JAG School Paper Series, paper no. 2, a runner-up award winner in the 2017 JAG School writing competition, identifies gaps and inaccuracies in the discourse on robots, autonomous weapons, and the law. [Evan K. Field / 2017 / 33 pages / ISSN: 2643-8933 / AU Press Code: JP-002]
JAG School Paper Series, paper no. 1, top award winner in the 2017 JAG School writing competition, assesses disparate views on autonomous weapon systems and artificial intelligence and how technological advances relate to the traditional laws of armed conflict and recommends a three-factor test. [Adam Cook / 2017 / 29 pages / ISSN: 2643-8933 / AU Press Code: JP-001]
Dr. Greg Zacharias, Chief Scientist of the United States Air Force 2015–18, explores next steps in autonomous systems (AS) development, fielding, and training. Rapid advances in AS development and artificial intelligence (AI) research will change how we think about machines, whether they are individual vehicle platforms or networked enterprises. The payoff will be considerable, affording us significant protection for our Airmen, greater effectiveness in employment, and unlimited opportunities for novel and disruptive concepts of operations. The commercial world already recognizes this potential and has pounced on it; for our military, the pace is slower, but the promise is just as transformational.

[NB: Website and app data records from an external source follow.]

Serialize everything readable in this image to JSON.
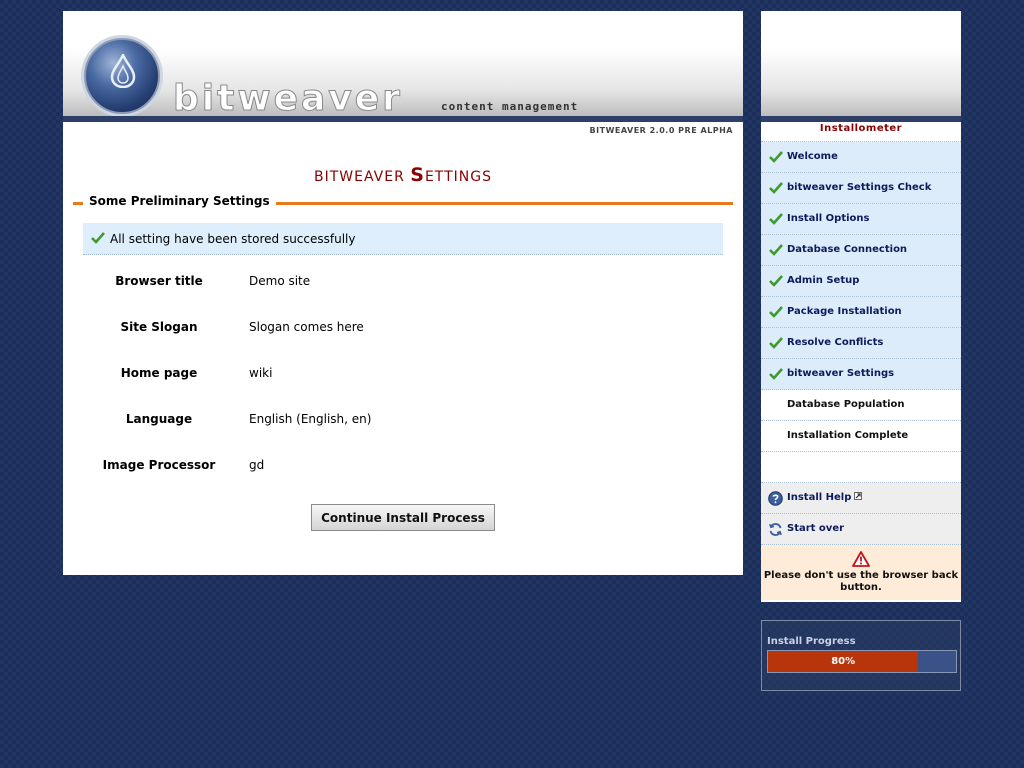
{
  "header": {
    "logo_word": "bitweaver",
    "logo_sub": "content management",
    "version": "BITWEAVER 2.0.0 PRE ALPHA"
  },
  "main": {
    "title_lead": "BITWEAVER ",
    "title_cap": "S",
    "title_rest": "ETTINGS",
    "section_title": "Some Preliminary Settings",
    "success_message": "All setting have been stored successfully",
    "settings": [
      {
        "label": "Browser title",
        "value": "Demo site"
      },
      {
        "label": "Site Slogan",
        "value": "Slogan comes here"
      },
      {
        "label": "Home page",
        "value": "wiki"
      },
      {
        "label": "Language",
        "value": "English (English, en)"
      },
      {
        "label": "Image Processor",
        "value": "gd"
      }
    ],
    "continue_label": "Continue Install Process"
  },
  "sidebar": {
    "title": "Installometer",
    "steps": [
      {
        "label": "Welcome",
        "done": true
      },
      {
        "label": "bitweaver Settings Check",
        "done": true
      },
      {
        "label": "Install Options",
        "done": true
      },
      {
        "label": "Database Connection",
        "done": true
      },
      {
        "label": "Admin Setup",
        "done": true
      },
      {
        "label": "Package Installation",
        "done": true
      },
      {
        "label": "Resolve Conflicts",
        "done": true
      },
      {
        "label": "bitweaver Settings",
        "done": true
      },
      {
        "label": "Database Population",
        "done": false
      },
      {
        "label": "Installation Complete",
        "done": false
      }
    ],
    "install_help": "Install Help",
    "start_over": "Start over",
    "warning": "Please don't use the browser back button."
  },
  "progress": {
    "label": "Install Progress",
    "text": "80%",
    "fraction": 0.8
  },
  "colors": {
    "accent_red": "#8b0000",
    "orange_rule": "#e87a1e",
    "progress_fill": "#b8340b",
    "done_bg": "#dcecfb"
  },
  "icons": {
    "check": "check-icon",
    "help": "help-icon",
    "restart": "restart-icon",
    "warning": "warning-icon",
    "external": "external-link-icon"
  }
}
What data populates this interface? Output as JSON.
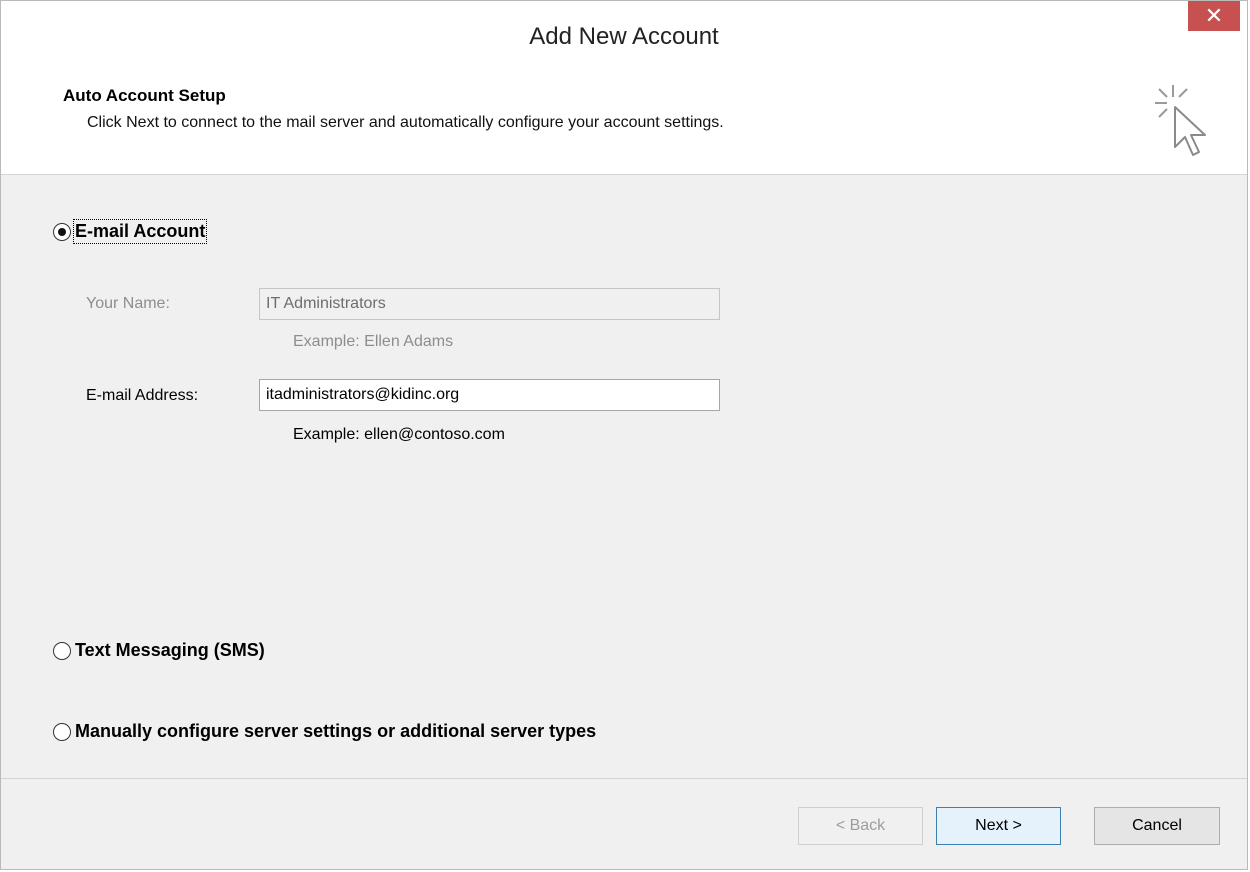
{
  "window": {
    "title": "Add New Account",
    "close_glyph": "✕"
  },
  "header": {
    "title": "Auto Account Setup",
    "description": "Click Next to connect to the mail server and automatically configure your account settings.",
    "icon": "cursor-click-icon"
  },
  "options": {
    "email_account": {
      "label": "E-mail Account",
      "checked": true
    },
    "sms": {
      "label": "Text Messaging (SMS)",
      "checked": false
    },
    "manual": {
      "label": "Manually configure server settings or additional server types",
      "checked": false
    }
  },
  "form": {
    "your_name": {
      "label": "Your Name:",
      "value": "IT Administrators",
      "example": "Example: Ellen Adams",
      "disabled": true
    },
    "email_address": {
      "label": "E-mail Address:",
      "value": "itadministrators@kidinc.org",
      "example": "Example: ellen@contoso.com",
      "disabled": false
    }
  },
  "buttons": {
    "back": "< Back",
    "next": "Next >",
    "cancel": "Cancel"
  },
  "colors": {
    "close_button": "#c75050",
    "default_button_border": "#3c7fb1"
  }
}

Our potential adversaries are moving out on a broad range of related investments; the time is right that we do as well, taking advantage of the dizzying pace of commercial advances in AS and AI applications, as well as explosive gains in the underlying computational infrastructure afforded by Moore’s law growth in computational power, memory, networking, and data availability. Autonomous Horizons: The Way Forward identifies issues and makes recommendations for the Air Force to take full advantage of this transformational technology. [Dr. Greg Zacharias/ 2019 / 418 pages / ISBN: 9781585662876 / AU Press Code: B-155 / Office of the Chief Scientist of the Air Force]

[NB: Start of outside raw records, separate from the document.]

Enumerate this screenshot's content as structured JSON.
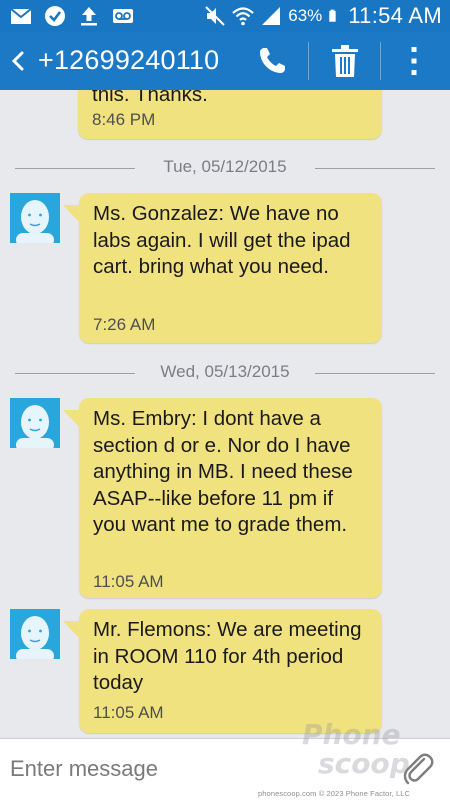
{
  "status_bar": {
    "battery_percent": "63%",
    "time": "11:54 AM",
    "icons": [
      "mail-icon",
      "check-icon",
      "upload-icon",
      "voicemail-icon",
      "mute-icon",
      "wifi-icon",
      "signal-icon",
      "battery-icon"
    ]
  },
  "header": {
    "contact_number": "+12699240110",
    "icons": [
      "back-icon",
      "phone-icon",
      "trash-icon",
      "more-vertical-icon"
    ]
  },
  "messages": [
    {
      "text": "this. Thanks.",
      "time": "8:46 PM"
    },
    {
      "text": "Ms. Gonzalez: We have no labs again. I will get the ipad cart. bring what you need.",
      "time": "7:26 AM"
    },
    {
      "text": "Ms. Embry: I dont have a section d or e. Nor do I have anything in MB. I need these ASAP--like before 11 pm if you want me to grade them.",
      "time": "11:05 AM"
    },
    {
      "text": "Mr. Flemons: We are meeting in ROOM 110 for 4th period today",
      "time": "11:05 AM"
    }
  ],
  "date_separators": [
    "Tue, 05/12/2015",
    "Wed, 05/13/2015"
  ],
  "composer": {
    "placeholder": "Enter message",
    "attach_icon": "paperclip-icon"
  },
  "watermark": {
    "logo": "Phone scoop",
    "credit": "phonescoop.com  © 2023 Phone Factor, LLC"
  },
  "colors": {
    "header_blue": "#1b79c6",
    "bubble_yellow": "#f1e280",
    "avatar_blue": "#29a6dc",
    "thread_bg": "#e8e9ed"
  }
}
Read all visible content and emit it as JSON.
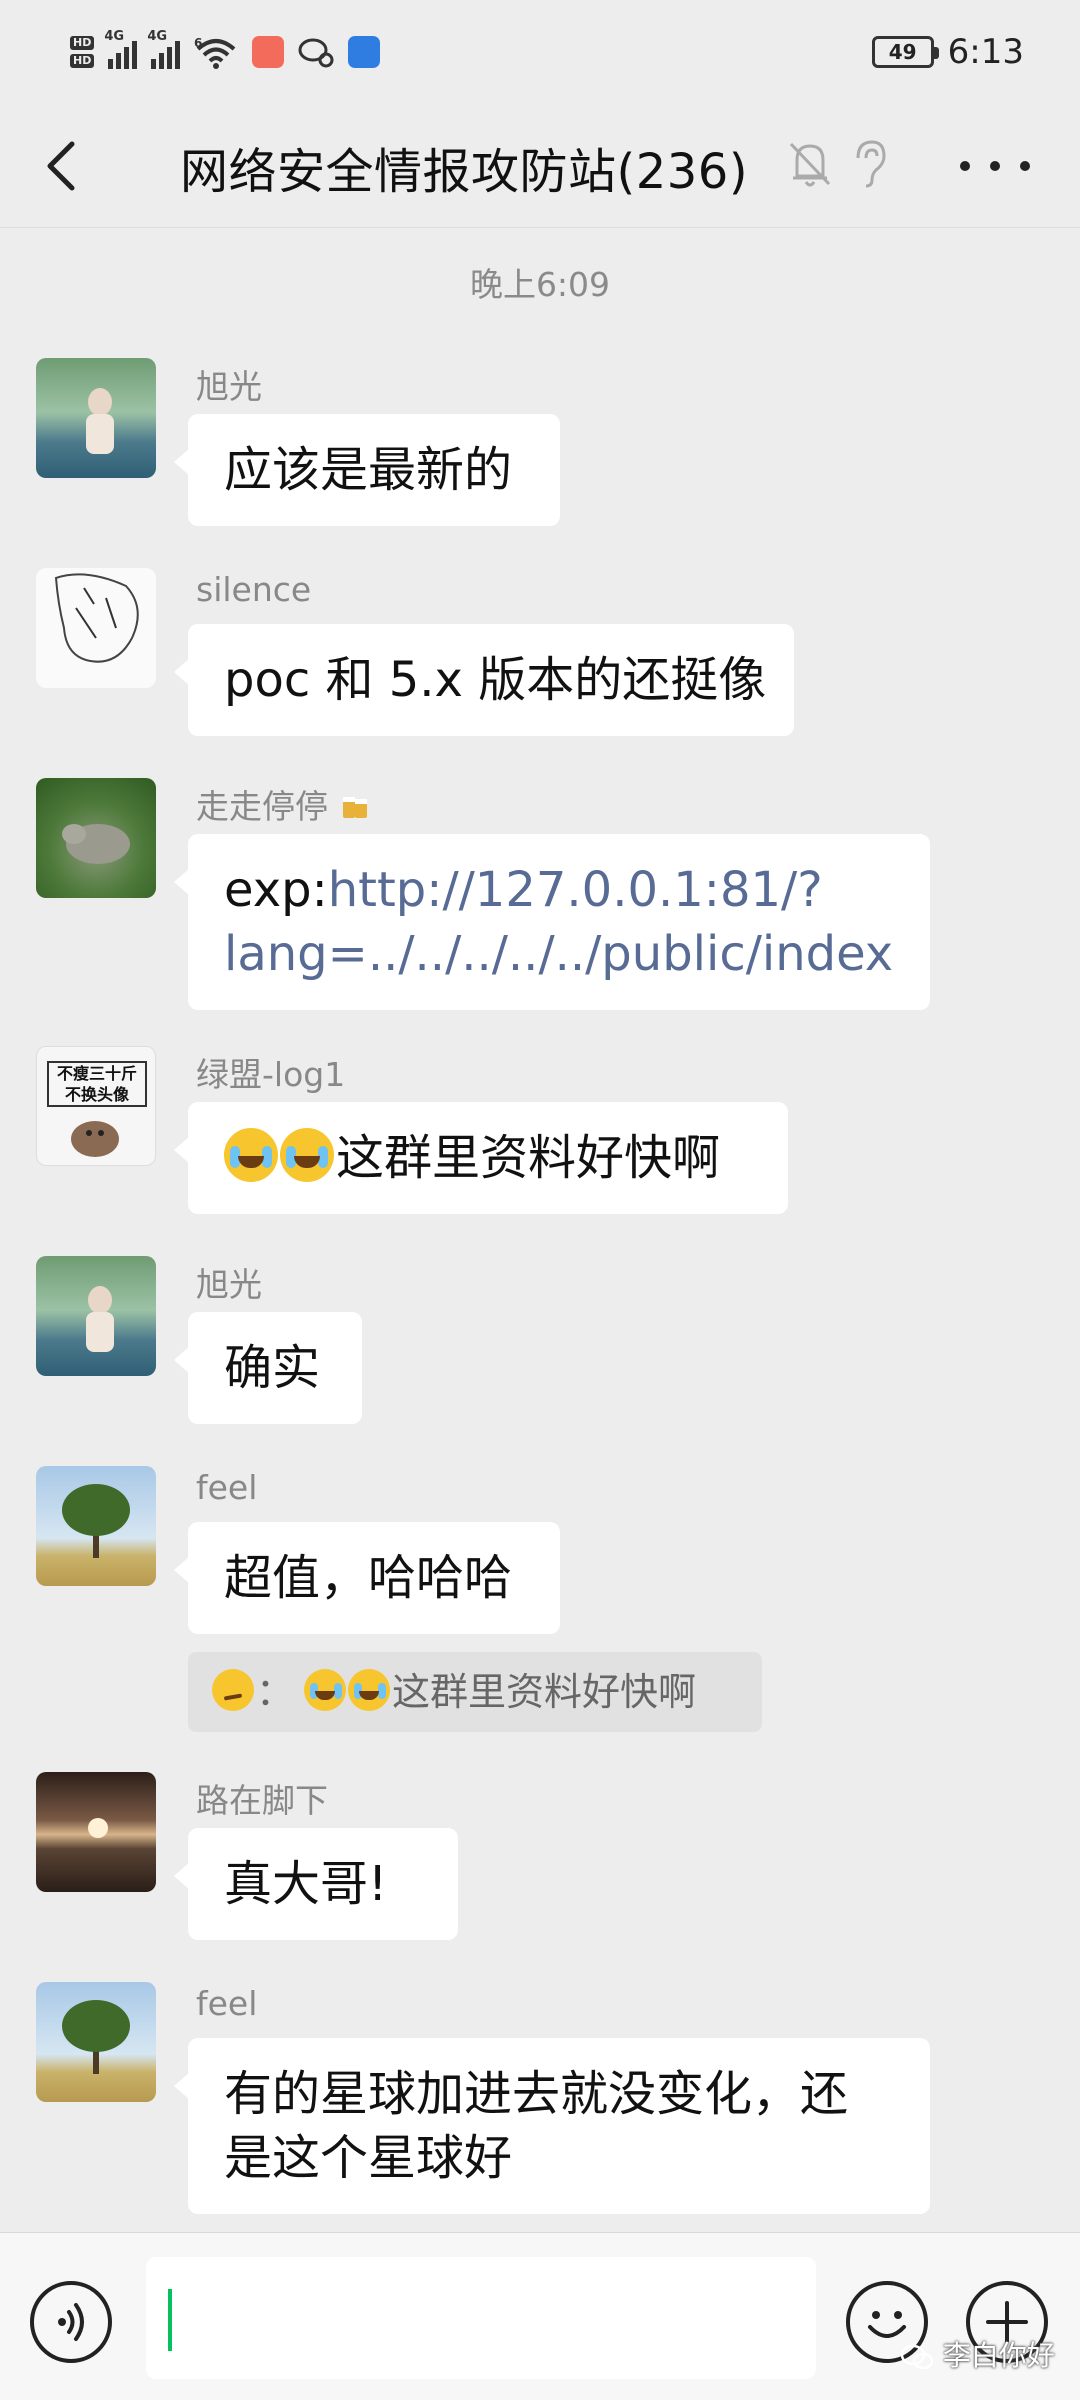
{
  "status_bar": {
    "hd_badges": [
      "HD",
      "HD"
    ],
    "signal_tags": [
      "4G",
      "4G",
      "6"
    ],
    "battery": "49",
    "time": "6:13"
  },
  "header": {
    "title": "网络安全情报攻防站(236)",
    "icons": [
      "back-icon",
      "mute-bell-icon",
      "ear-icon",
      "more-icon"
    ]
  },
  "chat": {
    "timestamp": "晚上6:09",
    "messages": [
      {
        "sender": "旭光",
        "text": "应该是最新的"
      },
      {
        "sender": "silence",
        "text": "poc 和 5.x 版本的还挺像"
      },
      {
        "sender": "走走停停",
        "prefix": "exp:",
        "link_line1": "http://127.0.0.1:81/?",
        "link_line2": "lang=../../../../../public/index"
      },
      {
        "sender": "绿盟-log1",
        "text": "这群里资料好快啊",
        "avatar_text_1": "不瘦三十斤",
        "avatar_text_2": "不换头像"
      },
      {
        "sender": "旭光",
        "text": "确实"
      },
      {
        "sender": "feel",
        "text": "超值，哈哈哈",
        "quote_sep": "：",
        "quote_text": "这群里资料好快啊"
      },
      {
        "sender": "路在脚下",
        "text": "真大哥!"
      },
      {
        "sender": "feel",
        "line1": "有的星球加进去就没变化，还",
        "line2": "是这个星球好"
      }
    ]
  },
  "watermark": "李白你好",
  "colors": {
    "background": "#ededed",
    "bubble": "#ffffff",
    "link": "#576b95",
    "caret": "#07c160"
  }
}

Authors offer their experiences from the field regarding air base security and discuss modern air support for base defense, counterintelligence enablers, commander responsibilities for air base defense, lessons from the Afghanistan theater of operations, projected technological advances in base defense, and unique operational defensive challenges at a conflict’s beginning (getting in) and end (getting out). [Shannon W. Caudill, Colonel, USAF, Retired / 2019 / 452 pages / ISBN: 9781585662418 / AU Press Code: B-154]

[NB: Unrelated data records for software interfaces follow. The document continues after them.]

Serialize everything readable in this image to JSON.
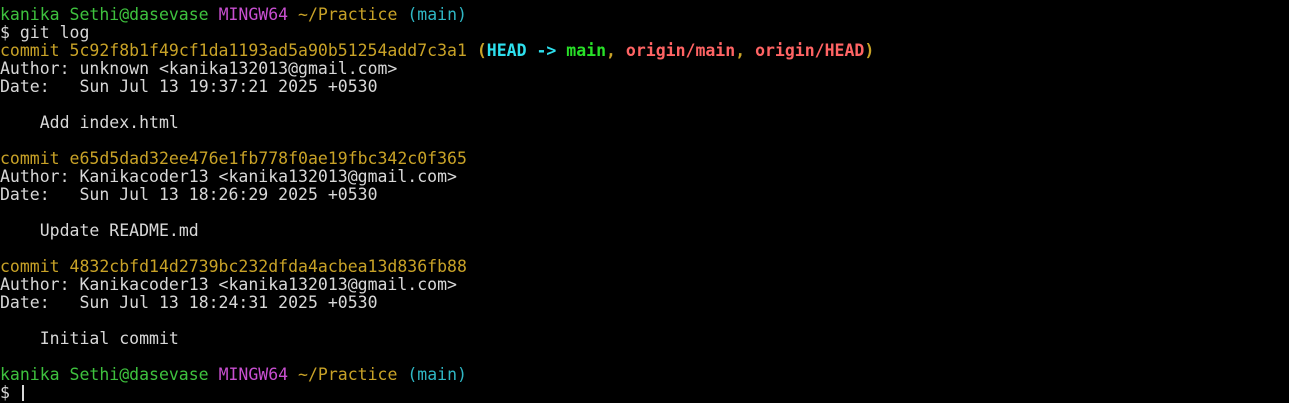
{
  "prompt1": {
    "user_host": "kanika Sethi@dasevase",
    "system": "MINGW64",
    "path": "~/Practice",
    "branch": "(main)"
  },
  "command": {
    "symbol": "$",
    "text": "git log"
  },
  "commits": [
    {
      "commit_label": "commit",
      "hash": "5c92f8b1f49cf1da1193ad5a90b51254add7c3a1",
      "refs": {
        "open": "(",
        "head": "HEAD",
        "arrow": "->",
        "main": "main",
        "sep1": ",",
        "origin_main": "origin/main",
        "sep2": ",",
        "origin_head": "origin/HEAD",
        "close": ")"
      },
      "author_label": "Author:",
      "author": "unknown <kanika132013@gmail.com>",
      "date_label": "Date:",
      "date": "Sun Jul 13 19:37:21 2025 +0530",
      "message": "Add index.html"
    },
    {
      "commit_label": "commit",
      "hash": "e65d5dad32ee476e1fb778f0ae19fbc342c0f365",
      "author_label": "Author:",
      "author": "Kanikacoder13 <kanika132013@gmail.com>",
      "date_label": "Date:",
      "date": "Sun Jul 13 18:26:29 2025 +0530",
      "message": "Update README.md"
    },
    {
      "commit_label": "commit",
      "hash": "4832cbfd14d2739bc232dfda4acbea13d836fb88",
      "author_label": "Author:",
      "author": "Kanikacoder13 <kanika132013@gmail.com>",
      "date_label": "Date:",
      "date": "Sun Jul 13 18:24:31 2025 +0530",
      "message": "Initial commit"
    }
  ],
  "prompt2": {
    "user_host": "kanika Sethi@dasevase",
    "system": "MINGW64",
    "path": "~/Practice",
    "branch": "(main)",
    "symbol": "$"
  },
  "colors": {
    "background": "#000000",
    "user_host": "#3ec23e",
    "system": "#c84fd0",
    "path": "#c8a227",
    "branch": "#2fb7c4",
    "commit": "#c8a227",
    "head_ref": "#2ee0ee",
    "local_branch": "#28e028",
    "remote_branch": "#ff6464"
  }
}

Maxwell Paper No. 74 calls for innovation from US military leaders reverberate throughout the ranks. In an organizational culture that reinforces self-restraint, rewards groupthink, and treats white space as wasted space, these leaders have unrealistic expectations of their military personnel. An examination of the requirements for innovation along with recent neuroscience and organizational psychology research provides valuable insight into how the checklist mentality of the military inhibits creativity and innovation. Recommendations to counter these barriers include recruiting creative personalities, training in divergent thinking, providing time for incubation, and promoting innovative leaders. Adoption of these recommendations will embolden military members to be more creative and will cultivate a culture that champions innovation. [Col Michelle E. Ewy, USAF / Jan 2018, 33 pages / AU Press Code: P-125]